Each line that has the string "MathML" must be copied from the records below.

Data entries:
————————
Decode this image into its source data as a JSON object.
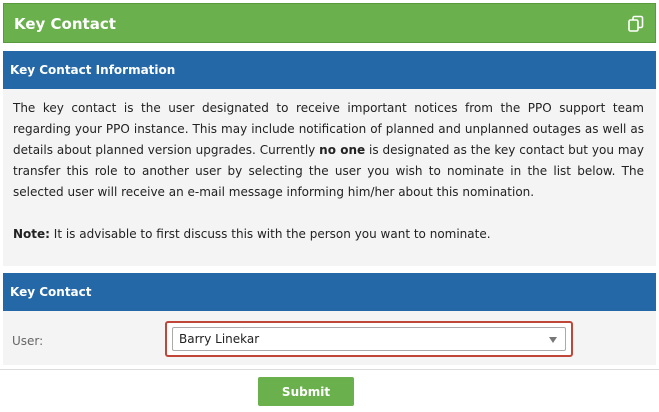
{
  "header": {
    "title": "Key Contact",
    "icon": "copy-icon"
  },
  "info_panel": {
    "title": "Key Contact Information",
    "paragraph_part1": "The key contact is the user designated to receive important notices from the PPO support team regarding your PPO instance. This may include notification of planned and unplanned outages as well as details about planned version upgrades. Currently ",
    "paragraph_bold": "no one",
    "paragraph_part2": " is designated as the key contact but you may transfer this role to another user by selecting the user you wish to nominate in the list below. The selected user will receive an e-mail message informing him/her about this nomination.",
    "note_label": "Note:",
    "note_text": " It is advisable to first discuss this with the person you want to nominate."
  },
  "key_contact_panel": {
    "title": "Key Contact",
    "user_label": "User:",
    "user_selected": "Barry Linekar"
  },
  "actions": {
    "submit_label": "Submit"
  },
  "colors": {
    "header_green": "#6ab04c",
    "panel_blue": "#2468a8",
    "highlight_red": "#c0463a"
  }
}
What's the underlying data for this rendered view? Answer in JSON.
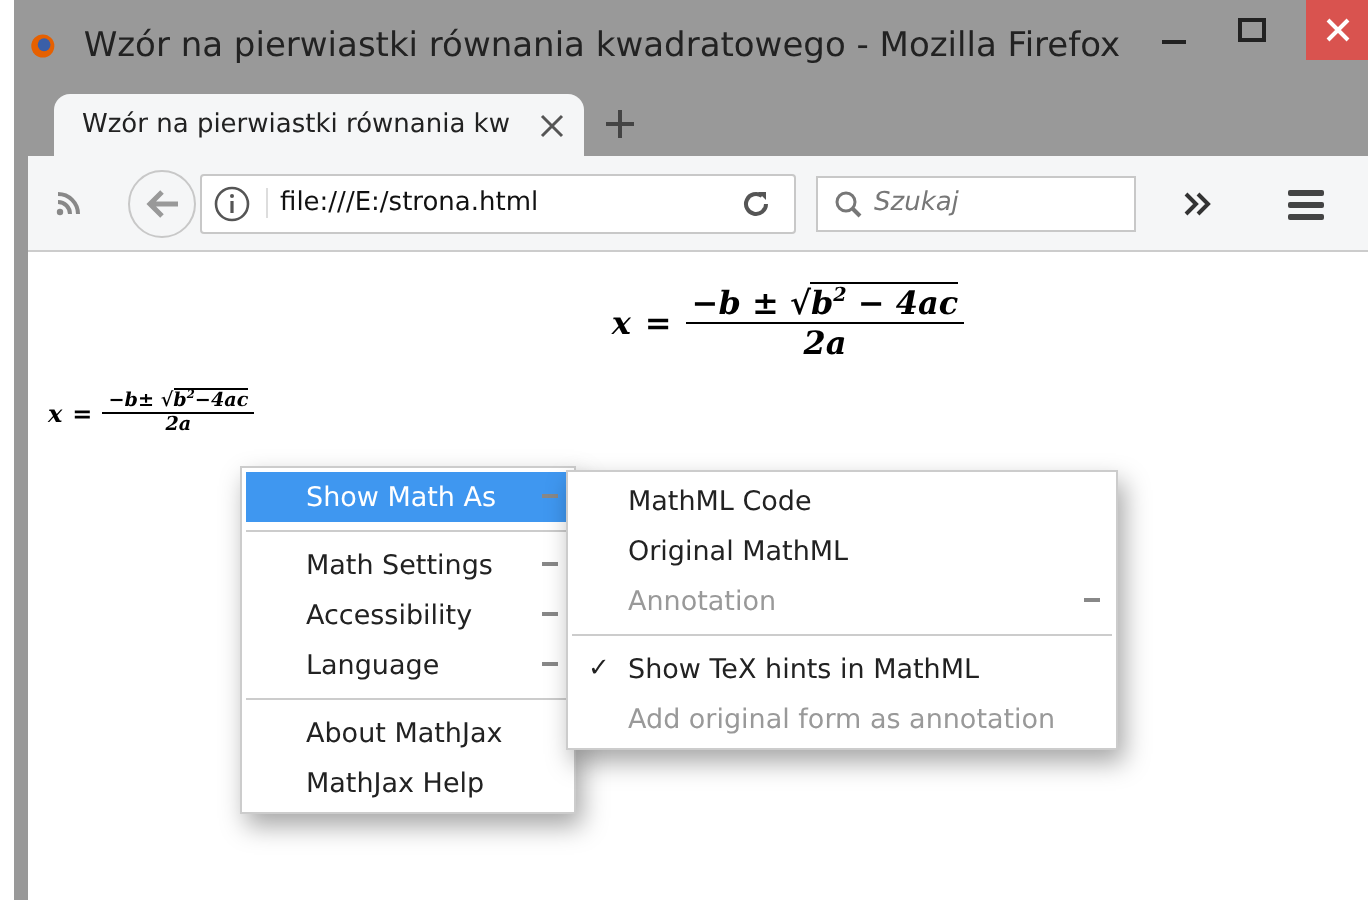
{
  "window": {
    "title": "Wzór na pierwiastki równania kwadratowego - Mozilla Firefox"
  },
  "tabs": [
    {
      "label": "Wzór na pierwiastki równania kw",
      "selected": true
    }
  ],
  "toolbar": {
    "url": "file:///E:/strona.html",
    "search_placeholder": "Szukaj"
  },
  "formulas": [
    {
      "kind": "display",
      "variable": "x",
      "equals": "=",
      "numerator": "−b ±",
      "radical": "√",
      "radicand": "b",
      "exponent": "2",
      "radicand_rest": " − 4ac",
      "denominator": "2a"
    },
    {
      "kind": "inline",
      "variable": "x",
      "equals": "=",
      "numerator": "−b±",
      "radical": "√",
      "radicand": "b",
      "exponent": "2",
      "radicand_rest": "−4ac",
      "denominator": "2a"
    }
  ],
  "context_menu": {
    "items": [
      {
        "kind": "item",
        "label": "Show Math As",
        "selected": true,
        "submenu": true
      },
      {
        "kind": "separator"
      },
      {
        "kind": "item",
        "label": "Math Settings",
        "selected": false,
        "submenu": true
      },
      {
        "kind": "item",
        "label": "Accessibility",
        "selected": false,
        "submenu": true
      },
      {
        "kind": "item",
        "label": "Language",
        "selected": false,
        "submenu": true
      },
      {
        "kind": "separator"
      },
      {
        "kind": "item",
        "label": "About MathJax",
        "selected": false,
        "submenu": false
      },
      {
        "kind": "item",
        "label": "MathJax Help",
        "selected": false,
        "submenu": false
      }
    ]
  },
  "submenu": {
    "check_symbol": "✓",
    "items": [
      {
        "kind": "item",
        "label": "MathML Code",
        "disabled": false,
        "checked": false,
        "submenu": false
      },
      {
        "kind": "item",
        "label": "Original MathML",
        "disabled": false,
        "checked": false,
        "submenu": false
      },
      {
        "kind": "item",
        "label": "Annotation",
        "disabled": true,
        "checked": false,
        "submenu": true
      },
      {
        "kind": "separator"
      },
      {
        "kind": "item",
        "label": "Show TeX hints in MathML",
        "disabled": false,
        "checked": true,
        "submenu": false
      },
      {
        "kind": "item",
        "label": "Add original form as annotation",
        "disabled": true,
        "checked": false,
        "submenu": false
      }
    ]
  }
}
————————
**RESPONSE AREA**:
        "label": "MathML Code",
        "label": "Original MathML",
        "label": "Show TeX hints in MathML",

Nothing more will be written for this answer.